There’s no ‘one size fits all’ method for approaching the press, so it pays to know how journalists like to work.

Most of the panel welcomed email contact or businesses getting in touch through social channels including Twitter and LinkedIn. BBC Radio Nottingham was happy to chat through story ideas on the phone via the newsdesk.

Andrew Lynch from the Sunday Times shared that he prefers email contact on Tuesdays and Wednesdays. He also recommended that all stories were sent to Peter Evans (enterprise editor) and cc’d to him.

He added that The Sunday Times business team would rather speak directly to business owners/entrepreneurs. Approaches from PRs or external communications agencies isn’t ideal, as they would rather develop a direct relationship. They also prefer hearing from start ups who have created a bit of buzz about their business with local inward investment agencies, as they have already convinced other people that they have a story worth telling.

Become the ‘go to’ person for comment/opinion in your industry sector

Experts that have proved themselves to be consistently reliable and newsworthy will become a journalist’s long-term ‘go to’ resource.

Kevin Stanley shared some helpful interview tips for getting the the best from your story and communicating your key message effectively, these included:

  • Making sure you share the relevant points you want to convey
  • Presenting your background – get your facts about yourself and your business prepared in advance
  • Being a good interviewee on a particular topic, as this will get you asked back again and again

You won’t get approval, so get your facts straight

Most interviews are the start of an ongoing relationship and good stories develop from a two-way dialogue, but don’t expect approval on a piece prior to publication.

When asked if the panel would gather approval on a piece in advance of publishing, it was a resounding “no”. And here’s why:
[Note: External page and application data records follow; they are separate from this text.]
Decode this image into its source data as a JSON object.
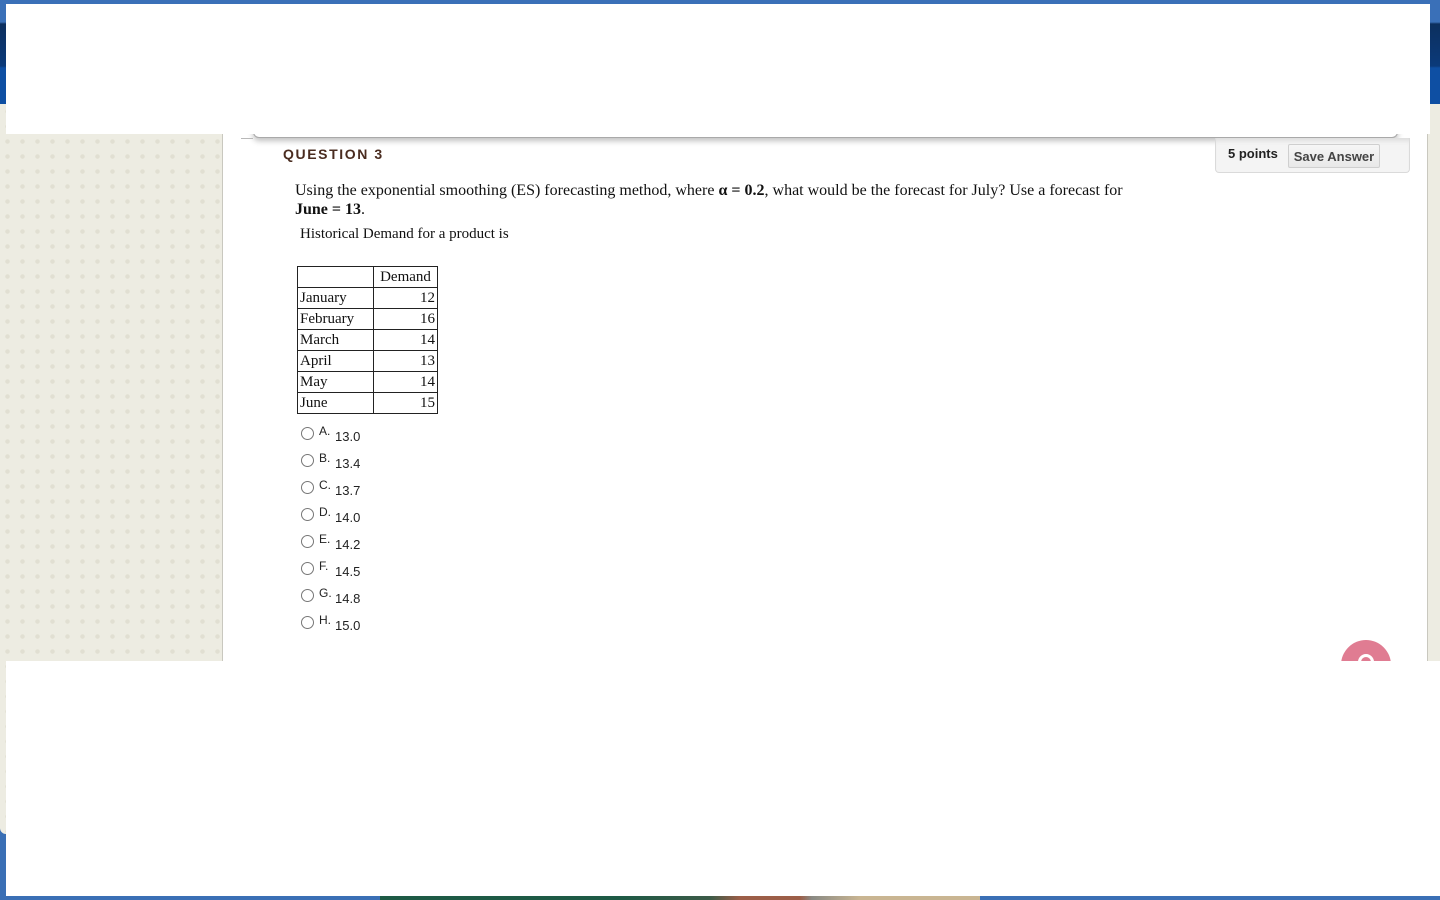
{
  "question": {
    "title": "QUESTION 3",
    "points": "5 points",
    "save_label": "Save Answer",
    "text_part1": "Using the exponential smoothing (ES) forecasting method, where ",
    "alpha_expr": "α = 0.2",
    "text_part2": ", what would be the forecast for July?  Use a forecast for ",
    "june_expr": "June = 13",
    "text_part3": ".",
    "intro": "Historical Demand for a product is"
  },
  "table": {
    "header": [
      "",
      "Demand"
    ],
    "rows": [
      {
        "month": "January",
        "demand": "12"
      },
      {
        "month": "February",
        "demand": "16"
      },
      {
        "month": "March",
        "demand": "14"
      },
      {
        "month": "April",
        "demand": "13"
      },
      {
        "month": "May",
        "demand": "14"
      },
      {
        "month": "June",
        "demand": "15"
      }
    ]
  },
  "options": [
    {
      "letter": "A.",
      "value": "13.0"
    },
    {
      "letter": "B.",
      "value": "13.4"
    },
    {
      "letter": "C.",
      "value": "13.7"
    },
    {
      "letter": "D.",
      "value": "14.0"
    },
    {
      "letter": "E.",
      "value": "14.2"
    },
    {
      "letter": "F.",
      "value": "14.5"
    },
    {
      "letter": "G.",
      "value": "14.8"
    },
    {
      "letter": "H.",
      "value": "15.0"
    }
  ],
  "colors": {
    "title": "#4a2c20",
    "help_bubble": "#e07c92",
    "page_bg": "#edece2",
    "desktop_blue": "#3a6fb5"
  }
}
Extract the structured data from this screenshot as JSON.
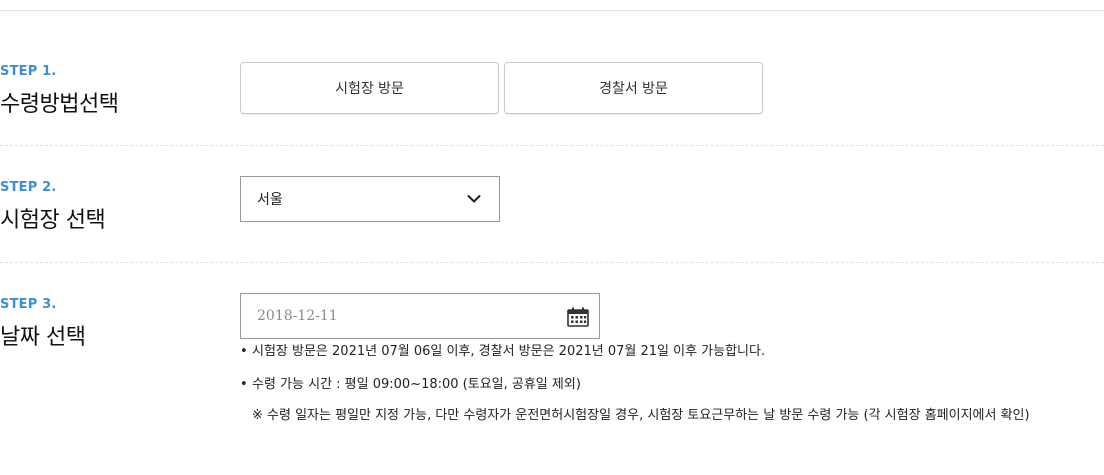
{
  "steps": [
    {
      "label": "STEP 1.",
      "title": "수령방법선택",
      "options": [
        "시험장 방문",
        "경찰서 방문"
      ]
    },
    {
      "label": "STEP 2.",
      "title": "시험장 선택",
      "selected_value": "서울"
    },
    {
      "label": "STEP 3.",
      "title": "날짜 선택",
      "date_value": "2018-12-11",
      "notes": [
        "시험장 방문은 2021년 07월 06일 이후, 경찰서 방문은 2021년 07월 21일 이후 가능합니다.",
        "수령 가능 시간 : 평일 09:00~18:00 (토요일, 공휴일 제외)"
      ],
      "sub_note": "※ 수령 일자는 평일만 지정 가능, 다만 수령자가 운전면허시험장일 경우, 시험장 토요근무하는 날 방문 수령 가능 (각 시험장 홈페이지에서 확인)"
    }
  ],
  "icons": {
    "select_arrow": "chevron-down-icon",
    "date_picker": "calendar-icon"
  }
}
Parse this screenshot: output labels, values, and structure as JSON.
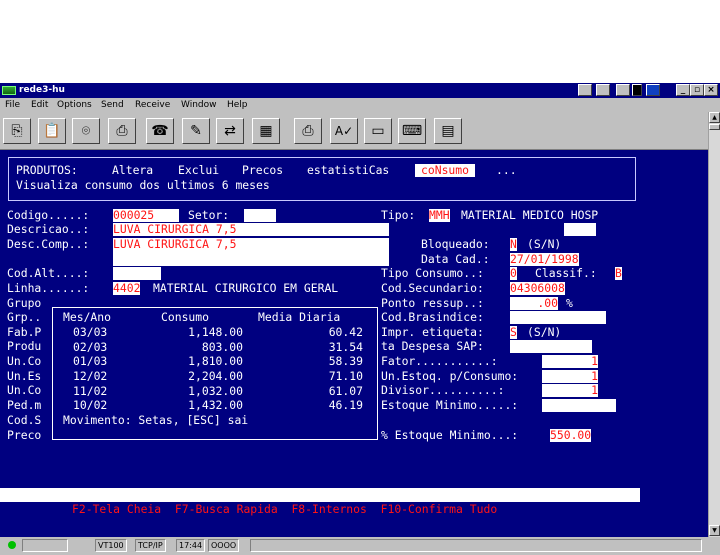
{
  "window": {
    "title": "rede3-hu"
  },
  "menu": [
    "File",
    "Edit",
    "Options",
    "Send",
    "Receive",
    "Window",
    "Help"
  ],
  "toolbar_icons": [
    "copy-icon",
    "paste-icon",
    "camera-icon",
    "print-icon",
    "phone-icon",
    "pen-icon",
    "transfer-icon",
    "grid-icon",
    "printer-icon",
    "spellcheck-icon",
    "monitor-icon",
    "keyboard-icon",
    "notepad-icon"
  ],
  "header": {
    "menu_prefix": "PRODUTOS:",
    "altera": "Altera",
    "exclui": "Exclui",
    "precos": "Precos",
    "estatisticas": "estatistiCas",
    "consumo": "coNsumo",
    "more": "...",
    "subtitle": "Visualiza consumo dos ultimos 6 meses"
  },
  "form": {
    "codigo_label": "Codigo.....:",
    "codigo": "000025",
    "setor_label": "Setor:",
    "descricao_label": "Descricao..:",
    "descricao": "LUVA CIRURGICA 7,5",
    "desccomp_label": "Desc.Comp..:",
    "desccomp": "LUVA CIRURGICA 7,5",
    "codalt_label": "Cod.Alt....:",
    "linha_label": "Linha......:",
    "linha_code": "4402",
    "linha_desc": "MATERIAL CIRURGICO EM GERAL",
    "left_labels": [
      "Grupo",
      "Grp..",
      "Fab.P",
      "Produ",
      "Un.Co",
      "Un.Es",
      "Un.Co",
      "Ped.m",
      "Cod.S",
      "Preco"
    ],
    "tipo_label": "Tipo:",
    "tipo_code": "MMH",
    "tipo_desc": "MATERIAL MEDICO HOSP",
    "bloqueado_label": "Bloqueado:",
    "bloqueado": "N",
    "bloqueado_hint": "(S/N)",
    "datacad_label": "Data Cad.:",
    "datacad": "27/01/1998",
    "tipoconsumo_label": "Tipo Consumo..:",
    "tipoconsumo": "0",
    "classif_label": "Classif.:",
    "classif": "B",
    "codsec_label": "Cod.Secundario:",
    "codsec": "04306008",
    "pontoressup_label": "Ponto ressup..:",
    "pontoressup": ".00",
    "pontoressup_unit": "%",
    "codbras_label": "Cod.Brasindice:",
    "impr_label": "Impr. etiqueta:",
    "impr": "S",
    "impr_hint": "(S/N)",
    "despesa_label": "ta Despesa SAP:",
    "fator_label": "Fator...........:",
    "fator": "1",
    "estoq_label": "Un.Estoq. p/Consumo:",
    "estoq": "1",
    "divisor_label": "Divisor..........:",
    "divisor": "1",
    "estmin_label": "Estoque Minimo.....:",
    "pctmin_label": "% Estoque Minimo...:",
    "pctmin": "550.00"
  },
  "consumo_table": {
    "headers": [
      "Mes/Ano",
      "Consumo",
      "Media Diaria"
    ],
    "rows": [
      {
        "mes": "03/03",
        "consumo": "1,148.00",
        "media": "60.42"
      },
      {
        "mes": "02/03",
        "consumo": "803.00",
        "media": "31.54"
      },
      {
        "mes": "01/03",
        "consumo": "1,810.00",
        "media": "58.39"
      },
      {
        "mes": "12/02",
        "consumo": "2,204.00",
        "media": "71.10"
      },
      {
        "mes": "11/02",
        "consumo": "1,032.00",
        "media": "61.07"
      },
      {
        "mes": "10/02",
        "consumo": "1,432.00",
        "media": "46.19"
      }
    ],
    "footer": "Movimento: Setas, [ESC] sai"
  },
  "function_keys": "F2-Tela Cheia  F7-Busca Rapida  F8-Internos  F10-Confirma Tudo",
  "status": {
    "terminal": "VT100",
    "protocol": "TCP/IP",
    "time": "17:44",
    "indicator": "OOOO"
  }
}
  • Journalists and publications need to retain independent editorial control
  • A good journalist will fact check
  • Journalism is an honest and honourable profession –  journalists are not out to get you
  • It is up to you to get your facts and your story straight in your approach

Will you lose control of your story?

You may not get chance to approve the story, but the panel were keen to express that building a story was a two-way process. John Collins was quick to point out that it could (and should) be a mutually beneficial partnership with a journalist to develop a story.

The panel also agreed that there were several phrases it pays to remember when talking to a journalist:

  • “On the record” – Suggests it is OK to publish everything discussed
  • “Off the record” – If you say it, it could be quoted but won’t be attributed to you directly
  • “On background” – All conversations are completely confidential as there are sensitivities around the story and you should not be identified as the source in anyway

The event uncovered many more useful tips, tricks and insights about making friends with the media – keep a look out for the next event with Enterprise Nation. Until then, do your research, find the right contacts and start building a relationship.

If you want help navigating the world of media relations, why not get in touch? And, visit our blog for more press tips from the professionals?